# WHAT TO PRODUCE
Only lines holding the string "zoom" are wanted; copy each one from the material.

————

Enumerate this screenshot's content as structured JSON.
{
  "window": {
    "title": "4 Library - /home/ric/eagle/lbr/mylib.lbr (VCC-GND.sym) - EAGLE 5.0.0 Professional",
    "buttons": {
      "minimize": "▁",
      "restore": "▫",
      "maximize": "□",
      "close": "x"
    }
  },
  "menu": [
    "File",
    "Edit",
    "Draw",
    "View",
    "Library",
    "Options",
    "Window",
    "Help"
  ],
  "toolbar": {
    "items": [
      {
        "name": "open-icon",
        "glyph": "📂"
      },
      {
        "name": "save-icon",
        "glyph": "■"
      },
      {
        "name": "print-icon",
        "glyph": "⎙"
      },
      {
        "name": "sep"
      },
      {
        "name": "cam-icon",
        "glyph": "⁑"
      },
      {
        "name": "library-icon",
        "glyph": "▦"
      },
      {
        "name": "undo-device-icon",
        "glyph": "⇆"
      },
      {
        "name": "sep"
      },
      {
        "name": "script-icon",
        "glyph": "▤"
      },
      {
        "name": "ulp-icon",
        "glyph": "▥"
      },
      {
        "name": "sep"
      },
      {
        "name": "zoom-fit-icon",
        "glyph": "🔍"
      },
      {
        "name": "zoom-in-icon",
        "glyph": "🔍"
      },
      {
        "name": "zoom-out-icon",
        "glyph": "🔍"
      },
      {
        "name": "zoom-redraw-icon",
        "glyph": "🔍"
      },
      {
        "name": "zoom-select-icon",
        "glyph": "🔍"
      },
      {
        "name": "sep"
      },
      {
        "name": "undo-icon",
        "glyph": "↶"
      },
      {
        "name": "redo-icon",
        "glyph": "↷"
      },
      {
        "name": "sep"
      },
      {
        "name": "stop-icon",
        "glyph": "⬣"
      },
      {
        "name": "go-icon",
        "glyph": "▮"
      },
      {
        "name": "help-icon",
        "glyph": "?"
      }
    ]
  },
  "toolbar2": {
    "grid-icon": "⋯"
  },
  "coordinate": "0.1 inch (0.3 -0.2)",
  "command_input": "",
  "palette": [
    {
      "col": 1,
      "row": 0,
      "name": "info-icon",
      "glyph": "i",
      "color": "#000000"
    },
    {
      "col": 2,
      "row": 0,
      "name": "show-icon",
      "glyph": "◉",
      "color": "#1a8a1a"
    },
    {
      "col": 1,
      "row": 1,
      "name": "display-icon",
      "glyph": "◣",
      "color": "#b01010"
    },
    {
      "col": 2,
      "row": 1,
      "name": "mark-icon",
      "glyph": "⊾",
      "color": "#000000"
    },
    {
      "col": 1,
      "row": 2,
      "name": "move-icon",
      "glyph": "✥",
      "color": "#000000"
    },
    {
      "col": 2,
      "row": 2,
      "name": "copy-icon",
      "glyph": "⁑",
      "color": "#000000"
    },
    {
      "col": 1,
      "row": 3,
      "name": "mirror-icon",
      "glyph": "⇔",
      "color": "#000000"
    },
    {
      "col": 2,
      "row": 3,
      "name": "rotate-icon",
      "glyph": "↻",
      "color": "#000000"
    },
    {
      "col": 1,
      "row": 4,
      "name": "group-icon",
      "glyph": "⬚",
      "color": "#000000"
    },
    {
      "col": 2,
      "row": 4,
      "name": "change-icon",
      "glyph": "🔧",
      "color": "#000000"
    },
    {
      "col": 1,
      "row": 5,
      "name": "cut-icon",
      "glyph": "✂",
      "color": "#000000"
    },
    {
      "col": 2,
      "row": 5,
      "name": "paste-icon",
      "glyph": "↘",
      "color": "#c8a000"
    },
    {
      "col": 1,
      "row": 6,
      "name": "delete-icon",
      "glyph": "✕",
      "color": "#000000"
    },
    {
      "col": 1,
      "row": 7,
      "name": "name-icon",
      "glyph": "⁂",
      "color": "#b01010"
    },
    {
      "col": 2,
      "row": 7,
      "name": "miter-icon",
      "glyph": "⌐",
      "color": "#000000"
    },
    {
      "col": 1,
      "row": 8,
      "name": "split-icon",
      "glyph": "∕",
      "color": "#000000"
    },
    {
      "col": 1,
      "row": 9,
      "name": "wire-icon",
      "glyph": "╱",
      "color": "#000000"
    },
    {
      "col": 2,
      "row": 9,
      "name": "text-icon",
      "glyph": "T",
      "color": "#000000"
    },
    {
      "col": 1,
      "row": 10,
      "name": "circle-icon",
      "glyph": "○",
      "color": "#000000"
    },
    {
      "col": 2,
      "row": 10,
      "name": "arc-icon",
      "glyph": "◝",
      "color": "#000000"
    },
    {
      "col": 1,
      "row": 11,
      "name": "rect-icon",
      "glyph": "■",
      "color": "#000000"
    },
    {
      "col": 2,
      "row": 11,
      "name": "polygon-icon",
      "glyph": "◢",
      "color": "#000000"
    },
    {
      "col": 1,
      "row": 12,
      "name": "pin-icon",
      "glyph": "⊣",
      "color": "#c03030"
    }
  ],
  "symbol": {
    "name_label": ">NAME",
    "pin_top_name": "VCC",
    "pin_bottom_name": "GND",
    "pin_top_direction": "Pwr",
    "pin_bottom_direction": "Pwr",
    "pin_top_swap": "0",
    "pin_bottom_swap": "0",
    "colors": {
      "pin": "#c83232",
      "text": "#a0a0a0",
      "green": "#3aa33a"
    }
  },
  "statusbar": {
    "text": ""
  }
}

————

# EXERCISE ANSWER
        "name": "zoom-fit-icon",
        "name": "zoom-in-icon",
        "name": "zoom-out-icon",
        "name": "zoom-redraw-icon",
        "name": "zoom-select-icon",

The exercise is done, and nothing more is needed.